Growing Middle Class Fuels Brazil's Economy
There are 210 million registered cell phones in Brazil, 10 million more than the estimated population of the entire country.
More proof to this traveler that Brazil is a country bursting at the seams.
From the bustle of Sao Paulo, where a vista of modern steel and glass skyscrapers seems endless, to its vast farmlands, Brazilian optimism is on the rise and so is its growing consumer class.
They are consuming everything from cell phones and laptops to Coca-Cola and Nikes, and they were out en masse at the Morumbi shopping center in Sao Paulo on a recent Sunday.
As the developed world struggles, Brazil grows faster, on the strength of its export economy, but also rising domestic demand. Its middle class continues to expand — and spend. An estimated 35 million people joined the middle class between 2003 to 2009, and 20 million more are expected to be included by 2014. Unemployment is at a relatively low 6.5 percent.
The Brazil story is not without its problems — inflation is running at more than 6.4 percent, near the top of its central bank's target range, its currency is arguably overvalued and real estate has seen outsized gains that seem unsustainable.

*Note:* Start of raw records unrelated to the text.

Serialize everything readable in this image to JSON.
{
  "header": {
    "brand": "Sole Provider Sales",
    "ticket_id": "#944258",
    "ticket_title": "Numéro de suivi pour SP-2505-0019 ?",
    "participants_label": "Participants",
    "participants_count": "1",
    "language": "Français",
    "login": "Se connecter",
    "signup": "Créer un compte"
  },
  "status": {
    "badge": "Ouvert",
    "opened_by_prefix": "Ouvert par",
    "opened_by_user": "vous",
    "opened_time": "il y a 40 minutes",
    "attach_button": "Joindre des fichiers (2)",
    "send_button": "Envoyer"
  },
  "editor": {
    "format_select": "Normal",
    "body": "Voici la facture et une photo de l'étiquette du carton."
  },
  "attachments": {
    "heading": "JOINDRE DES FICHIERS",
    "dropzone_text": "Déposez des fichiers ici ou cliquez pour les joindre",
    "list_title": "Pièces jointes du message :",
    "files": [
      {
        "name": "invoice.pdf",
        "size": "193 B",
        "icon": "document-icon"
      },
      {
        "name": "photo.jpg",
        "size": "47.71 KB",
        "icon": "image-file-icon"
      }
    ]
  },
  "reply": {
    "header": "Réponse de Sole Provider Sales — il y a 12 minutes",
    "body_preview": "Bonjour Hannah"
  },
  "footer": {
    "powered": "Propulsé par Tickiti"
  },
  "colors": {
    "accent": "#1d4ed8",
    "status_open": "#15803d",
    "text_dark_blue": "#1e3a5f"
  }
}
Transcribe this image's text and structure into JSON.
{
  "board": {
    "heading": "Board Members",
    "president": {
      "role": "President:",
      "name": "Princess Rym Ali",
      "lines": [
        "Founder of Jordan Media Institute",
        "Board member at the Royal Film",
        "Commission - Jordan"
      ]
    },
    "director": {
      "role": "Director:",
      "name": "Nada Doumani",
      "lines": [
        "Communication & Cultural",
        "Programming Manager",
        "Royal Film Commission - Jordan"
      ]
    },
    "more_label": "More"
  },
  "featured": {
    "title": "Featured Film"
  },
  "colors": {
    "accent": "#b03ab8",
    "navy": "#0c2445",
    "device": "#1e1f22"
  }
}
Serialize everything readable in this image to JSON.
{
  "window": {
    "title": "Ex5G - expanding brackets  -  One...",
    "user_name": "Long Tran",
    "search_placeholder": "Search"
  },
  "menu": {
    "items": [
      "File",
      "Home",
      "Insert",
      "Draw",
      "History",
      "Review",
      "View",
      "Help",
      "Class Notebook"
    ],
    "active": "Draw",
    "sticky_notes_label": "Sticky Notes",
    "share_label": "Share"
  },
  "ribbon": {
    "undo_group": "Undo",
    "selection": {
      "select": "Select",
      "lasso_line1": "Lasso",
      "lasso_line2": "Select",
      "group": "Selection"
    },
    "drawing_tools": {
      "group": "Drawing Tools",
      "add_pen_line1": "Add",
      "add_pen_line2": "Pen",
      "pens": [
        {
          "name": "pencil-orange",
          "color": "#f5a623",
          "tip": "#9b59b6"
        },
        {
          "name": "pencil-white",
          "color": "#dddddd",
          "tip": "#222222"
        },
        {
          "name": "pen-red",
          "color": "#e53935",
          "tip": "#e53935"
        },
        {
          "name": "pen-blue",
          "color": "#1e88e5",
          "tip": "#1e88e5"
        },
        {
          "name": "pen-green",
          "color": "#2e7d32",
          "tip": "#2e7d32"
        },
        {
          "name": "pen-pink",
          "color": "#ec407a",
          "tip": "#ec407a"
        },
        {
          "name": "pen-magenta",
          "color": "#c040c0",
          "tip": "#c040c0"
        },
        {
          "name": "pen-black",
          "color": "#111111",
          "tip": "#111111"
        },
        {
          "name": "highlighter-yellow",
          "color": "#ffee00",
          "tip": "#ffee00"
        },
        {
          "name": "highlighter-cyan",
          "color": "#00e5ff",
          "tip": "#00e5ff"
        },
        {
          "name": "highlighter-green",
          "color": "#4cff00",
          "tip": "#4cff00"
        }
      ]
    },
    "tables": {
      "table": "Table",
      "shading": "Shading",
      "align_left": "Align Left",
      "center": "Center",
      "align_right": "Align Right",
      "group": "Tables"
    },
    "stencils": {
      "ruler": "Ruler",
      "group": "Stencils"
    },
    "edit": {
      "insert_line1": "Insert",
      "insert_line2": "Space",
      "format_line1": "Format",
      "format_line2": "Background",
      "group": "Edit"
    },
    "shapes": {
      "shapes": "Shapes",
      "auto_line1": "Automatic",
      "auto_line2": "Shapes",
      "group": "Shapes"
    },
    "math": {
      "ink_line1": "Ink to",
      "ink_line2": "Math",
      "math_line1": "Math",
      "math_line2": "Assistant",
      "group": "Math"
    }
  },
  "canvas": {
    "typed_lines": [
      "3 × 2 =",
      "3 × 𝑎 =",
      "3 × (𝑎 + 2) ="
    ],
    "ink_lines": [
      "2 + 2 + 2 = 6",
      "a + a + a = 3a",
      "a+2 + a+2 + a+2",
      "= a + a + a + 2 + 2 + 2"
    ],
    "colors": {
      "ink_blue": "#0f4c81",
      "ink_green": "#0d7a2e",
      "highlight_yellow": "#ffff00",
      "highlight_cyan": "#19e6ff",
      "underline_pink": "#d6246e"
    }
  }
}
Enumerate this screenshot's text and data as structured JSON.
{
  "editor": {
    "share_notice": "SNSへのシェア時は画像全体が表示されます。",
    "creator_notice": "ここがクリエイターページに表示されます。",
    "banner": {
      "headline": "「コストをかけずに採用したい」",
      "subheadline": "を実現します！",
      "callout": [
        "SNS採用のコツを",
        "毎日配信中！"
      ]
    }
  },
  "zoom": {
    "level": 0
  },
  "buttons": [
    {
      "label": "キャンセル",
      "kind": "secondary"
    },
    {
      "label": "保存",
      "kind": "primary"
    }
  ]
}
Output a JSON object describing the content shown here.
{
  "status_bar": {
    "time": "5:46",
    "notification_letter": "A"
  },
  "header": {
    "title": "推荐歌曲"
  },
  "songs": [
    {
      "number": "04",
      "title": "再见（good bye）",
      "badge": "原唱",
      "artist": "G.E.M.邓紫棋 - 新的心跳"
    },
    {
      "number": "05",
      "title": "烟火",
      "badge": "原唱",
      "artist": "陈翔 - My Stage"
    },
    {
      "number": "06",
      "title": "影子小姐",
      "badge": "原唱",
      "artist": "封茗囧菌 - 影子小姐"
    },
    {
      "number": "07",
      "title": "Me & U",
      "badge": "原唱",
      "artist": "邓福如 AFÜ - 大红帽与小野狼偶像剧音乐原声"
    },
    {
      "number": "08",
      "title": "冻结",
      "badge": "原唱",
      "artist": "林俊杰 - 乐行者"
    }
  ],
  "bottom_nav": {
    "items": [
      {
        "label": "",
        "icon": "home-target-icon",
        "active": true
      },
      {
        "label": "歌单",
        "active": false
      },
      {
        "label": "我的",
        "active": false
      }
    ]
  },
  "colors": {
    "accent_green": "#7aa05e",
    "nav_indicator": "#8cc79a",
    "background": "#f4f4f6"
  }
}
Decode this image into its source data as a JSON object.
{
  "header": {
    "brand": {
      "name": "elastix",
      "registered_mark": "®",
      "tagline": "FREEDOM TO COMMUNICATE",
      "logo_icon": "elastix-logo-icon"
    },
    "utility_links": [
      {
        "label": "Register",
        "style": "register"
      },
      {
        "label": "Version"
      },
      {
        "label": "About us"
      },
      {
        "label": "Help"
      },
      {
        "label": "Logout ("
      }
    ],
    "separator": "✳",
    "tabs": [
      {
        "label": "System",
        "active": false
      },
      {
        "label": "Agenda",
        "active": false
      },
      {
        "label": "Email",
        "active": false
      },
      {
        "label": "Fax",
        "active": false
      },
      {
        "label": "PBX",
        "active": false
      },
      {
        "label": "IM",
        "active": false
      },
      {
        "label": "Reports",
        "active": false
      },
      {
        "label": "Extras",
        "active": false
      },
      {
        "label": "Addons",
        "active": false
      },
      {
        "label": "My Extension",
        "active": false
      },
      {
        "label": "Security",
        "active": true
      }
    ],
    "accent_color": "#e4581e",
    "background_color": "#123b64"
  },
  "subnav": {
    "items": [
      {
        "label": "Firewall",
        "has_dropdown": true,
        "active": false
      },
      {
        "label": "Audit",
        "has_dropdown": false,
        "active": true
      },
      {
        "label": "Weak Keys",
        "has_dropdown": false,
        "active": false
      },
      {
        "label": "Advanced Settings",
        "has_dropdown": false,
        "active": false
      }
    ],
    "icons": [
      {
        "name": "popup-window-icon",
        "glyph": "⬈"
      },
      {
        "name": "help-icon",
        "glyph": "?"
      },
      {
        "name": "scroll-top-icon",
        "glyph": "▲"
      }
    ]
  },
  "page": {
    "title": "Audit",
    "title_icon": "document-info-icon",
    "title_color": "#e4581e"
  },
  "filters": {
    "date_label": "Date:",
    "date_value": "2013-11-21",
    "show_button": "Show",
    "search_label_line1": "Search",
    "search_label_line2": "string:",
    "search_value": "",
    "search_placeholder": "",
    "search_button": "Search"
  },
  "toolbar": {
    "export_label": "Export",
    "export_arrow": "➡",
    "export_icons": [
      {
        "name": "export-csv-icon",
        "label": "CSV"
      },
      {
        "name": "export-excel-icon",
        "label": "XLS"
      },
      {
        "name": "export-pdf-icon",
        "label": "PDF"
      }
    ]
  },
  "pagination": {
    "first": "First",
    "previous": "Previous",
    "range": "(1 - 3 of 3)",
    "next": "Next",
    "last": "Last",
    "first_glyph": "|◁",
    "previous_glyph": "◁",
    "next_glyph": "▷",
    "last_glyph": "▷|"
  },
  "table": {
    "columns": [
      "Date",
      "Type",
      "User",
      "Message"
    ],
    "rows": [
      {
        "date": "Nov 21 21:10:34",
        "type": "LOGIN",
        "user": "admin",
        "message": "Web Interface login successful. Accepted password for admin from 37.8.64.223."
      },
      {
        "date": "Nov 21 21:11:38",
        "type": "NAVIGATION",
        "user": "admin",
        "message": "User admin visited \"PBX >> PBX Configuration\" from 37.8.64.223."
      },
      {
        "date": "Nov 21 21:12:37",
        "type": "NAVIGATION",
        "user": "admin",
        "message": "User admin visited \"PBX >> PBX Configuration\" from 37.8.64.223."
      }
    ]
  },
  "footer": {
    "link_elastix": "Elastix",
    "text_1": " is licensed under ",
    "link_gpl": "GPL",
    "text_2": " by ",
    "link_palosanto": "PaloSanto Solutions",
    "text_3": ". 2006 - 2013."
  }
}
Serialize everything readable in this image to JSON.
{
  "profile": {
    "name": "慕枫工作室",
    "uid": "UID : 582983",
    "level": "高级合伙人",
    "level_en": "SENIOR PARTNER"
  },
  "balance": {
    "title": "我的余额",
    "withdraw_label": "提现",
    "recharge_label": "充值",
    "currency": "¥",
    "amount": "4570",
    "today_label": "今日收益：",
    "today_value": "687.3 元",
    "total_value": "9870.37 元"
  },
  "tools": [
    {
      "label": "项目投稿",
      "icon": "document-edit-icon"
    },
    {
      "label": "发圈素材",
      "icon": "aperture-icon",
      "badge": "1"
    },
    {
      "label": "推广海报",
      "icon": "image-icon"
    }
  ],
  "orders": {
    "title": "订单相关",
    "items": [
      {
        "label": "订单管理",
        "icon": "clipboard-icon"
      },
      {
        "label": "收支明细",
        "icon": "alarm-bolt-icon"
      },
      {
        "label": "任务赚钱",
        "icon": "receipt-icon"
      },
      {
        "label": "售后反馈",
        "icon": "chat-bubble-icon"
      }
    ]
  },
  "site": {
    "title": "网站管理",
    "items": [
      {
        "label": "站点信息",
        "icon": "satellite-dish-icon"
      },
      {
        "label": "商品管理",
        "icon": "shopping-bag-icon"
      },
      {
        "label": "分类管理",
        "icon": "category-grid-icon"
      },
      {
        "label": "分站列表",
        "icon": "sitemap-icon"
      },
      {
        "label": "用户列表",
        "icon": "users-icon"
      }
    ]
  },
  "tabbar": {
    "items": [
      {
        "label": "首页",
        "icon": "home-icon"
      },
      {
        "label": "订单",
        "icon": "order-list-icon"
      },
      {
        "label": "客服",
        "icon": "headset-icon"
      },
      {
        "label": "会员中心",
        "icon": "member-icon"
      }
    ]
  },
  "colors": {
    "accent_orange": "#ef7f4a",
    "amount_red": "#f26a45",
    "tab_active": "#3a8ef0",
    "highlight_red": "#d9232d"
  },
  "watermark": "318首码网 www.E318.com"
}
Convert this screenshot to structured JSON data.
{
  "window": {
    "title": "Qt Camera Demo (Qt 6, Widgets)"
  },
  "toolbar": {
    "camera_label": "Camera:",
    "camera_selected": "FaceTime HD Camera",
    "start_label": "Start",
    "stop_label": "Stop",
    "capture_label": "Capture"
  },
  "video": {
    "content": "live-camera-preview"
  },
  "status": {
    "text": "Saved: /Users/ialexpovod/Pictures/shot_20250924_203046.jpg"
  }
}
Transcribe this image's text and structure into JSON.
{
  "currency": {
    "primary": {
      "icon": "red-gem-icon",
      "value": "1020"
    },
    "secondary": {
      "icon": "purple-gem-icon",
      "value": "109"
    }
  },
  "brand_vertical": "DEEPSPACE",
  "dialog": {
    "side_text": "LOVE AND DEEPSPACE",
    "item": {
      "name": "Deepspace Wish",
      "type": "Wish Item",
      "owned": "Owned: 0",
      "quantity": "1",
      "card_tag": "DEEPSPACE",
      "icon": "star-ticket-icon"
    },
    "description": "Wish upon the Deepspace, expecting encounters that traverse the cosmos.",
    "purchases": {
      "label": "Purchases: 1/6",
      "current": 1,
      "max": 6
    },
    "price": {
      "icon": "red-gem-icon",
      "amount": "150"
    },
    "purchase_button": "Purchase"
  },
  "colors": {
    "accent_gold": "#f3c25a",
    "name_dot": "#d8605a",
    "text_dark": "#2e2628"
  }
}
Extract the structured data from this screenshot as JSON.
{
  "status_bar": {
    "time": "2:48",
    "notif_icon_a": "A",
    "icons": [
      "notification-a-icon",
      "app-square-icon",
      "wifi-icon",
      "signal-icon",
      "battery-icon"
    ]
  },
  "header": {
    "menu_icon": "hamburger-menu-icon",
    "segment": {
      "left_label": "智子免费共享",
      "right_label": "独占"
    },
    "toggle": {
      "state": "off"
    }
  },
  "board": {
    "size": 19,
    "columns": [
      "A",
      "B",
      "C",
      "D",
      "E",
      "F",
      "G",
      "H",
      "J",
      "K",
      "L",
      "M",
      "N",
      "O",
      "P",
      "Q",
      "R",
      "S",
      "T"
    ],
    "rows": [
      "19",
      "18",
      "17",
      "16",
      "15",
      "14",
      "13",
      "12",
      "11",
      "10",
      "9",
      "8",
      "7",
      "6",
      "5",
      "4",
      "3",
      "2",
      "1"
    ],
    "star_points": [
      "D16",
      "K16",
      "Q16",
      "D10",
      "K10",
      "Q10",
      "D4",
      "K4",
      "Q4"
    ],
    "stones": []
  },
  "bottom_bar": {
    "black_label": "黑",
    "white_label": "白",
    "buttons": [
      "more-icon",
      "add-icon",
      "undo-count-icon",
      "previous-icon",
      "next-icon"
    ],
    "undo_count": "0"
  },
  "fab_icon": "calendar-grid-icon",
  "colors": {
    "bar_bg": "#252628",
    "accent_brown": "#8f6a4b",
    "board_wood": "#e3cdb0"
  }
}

Brazil has taken steps to curb hot capital inflows, and it is trying to cool consumer credit growth from about 20 percent annually, to about 12 percent, by raising taxes on credit. The hyper-inflation of the 1990s is not such a distant memory, and the central bank is battling inflation with rate hikes and a current interest rate of 12 percent.
The country's many advantages are not lost on Brazil's business community, though there is caution when discussing Brazil's success and future. Poverty remains a huge problem, with roughly 15 percent of the population estimated as living in absolute poverty.
The education system is also not sufficient to create the kind of workers the economy needs. The government is encouraging families to keep children in school by paying them a monthly stipend.
"If we are not so smart, but a little bit smart we will take advantage of (what we have) and become one of the important powers of the world," a senior Brazilian bank official said in his Sao Paulo offices recently.
Brazil is also saddled by huge infrastructure needs — and costs. Some private economists forecast that the country will have to spend some $700 billion to a trillion dollars to get roads, airports, sewers and sports facilities ready for both the 2014 World Cup and the 2016 Olympics. (Watch video report from CNBC's Michelle Caruso-Cabrera about massive infrastructure construction for these events.)
Brazil officials privately disputed some of these lofty estimates, but this week President Dilma Rousseff's chief of staff announced plans to hand over the country's five largest airports to the private sector in an effort to speed up much needed upgrades.
Known for its large agriculture industry, Brazil has not even tapped its potential for food production. It currently grazes cattle at a ratio of one hectare per animal, but it could increase the density and create more farmland. It also has an unusual advantage in its climate which allows the rotation of three crops a year, as opposed to the normal two per year.
Brazil also sits on one of the world's most promising oil finds. Some 300 kilometers off its Atlantic coast, giant Petrobras explores in deep water, hoping to take Brazil production to five million barrels per day and to the ranks of the world's major oil producers by 2020.
“We think Brazil has the potential and the resources to go from the 2 million barrels it produces today to five million by 2030,” said Enrique Sira, director of research for Latin America for IHS Cera. Petrobras forecasts an earlier time frame.
Brazil also is the biggest exporter of iron ore in the world, and has an increasingly close relationship with China, the biggest importer of iron ore. China, hungry for all types of Brazilian commodities, is its fastest growing trading partner, responsible for 15.3 percent of Brazilian exports at the end of last year, from 6.2 percent in 2003. In the same time frame, the portion of exports to the U.S. has fallen to 9.6 percent from 18.2 percent.
There are also opportunities in Brazil's financial infrastructure. Currently, there are just 800,000 domestic and international investor accounts in Brazil, of a population of roughly 200 million people, according to Brazil's Bovespa exchange.
Bovespa is promoting educational campaigns for investors and projects that number could rise to 5 million in five years.
While the Bovespa exchange is one of the world's largest, trading stocks, commodities, and derivatives of all sorts, there is also no developed secondary corporate bond market in Brazil.
As far as consumer banking goes, Brazilian and international banks see big opportunities for growth as the new middle class seeks out banking services.
As for those cell phones, they also represent an opportunity. Brazilians are big users of mobile banking, or banking by cell phone.
Citigroup officials in Rio de Janeiro recently said the company will launch a bank by phone service later in the year, and a mobile transaction service by next year, joining Itau , Banco Bradesco , Banco do Brasil and HSBC.
Patti Domm recently visited Brazil with the Financial Women's Association of New York, and met with business and government officials in a three-city tour of the country.
Watch our special coverage, "Access Brazil," Monday-Thursday, April 25-28. Maria Bartiromo and Michelle Caruso-Cabrera report from Brazil on Squawk On The Street, 9-11am ET, Power Lunch, 1-2pm ET and Closing Bell, 3-5pm ET on CNBC.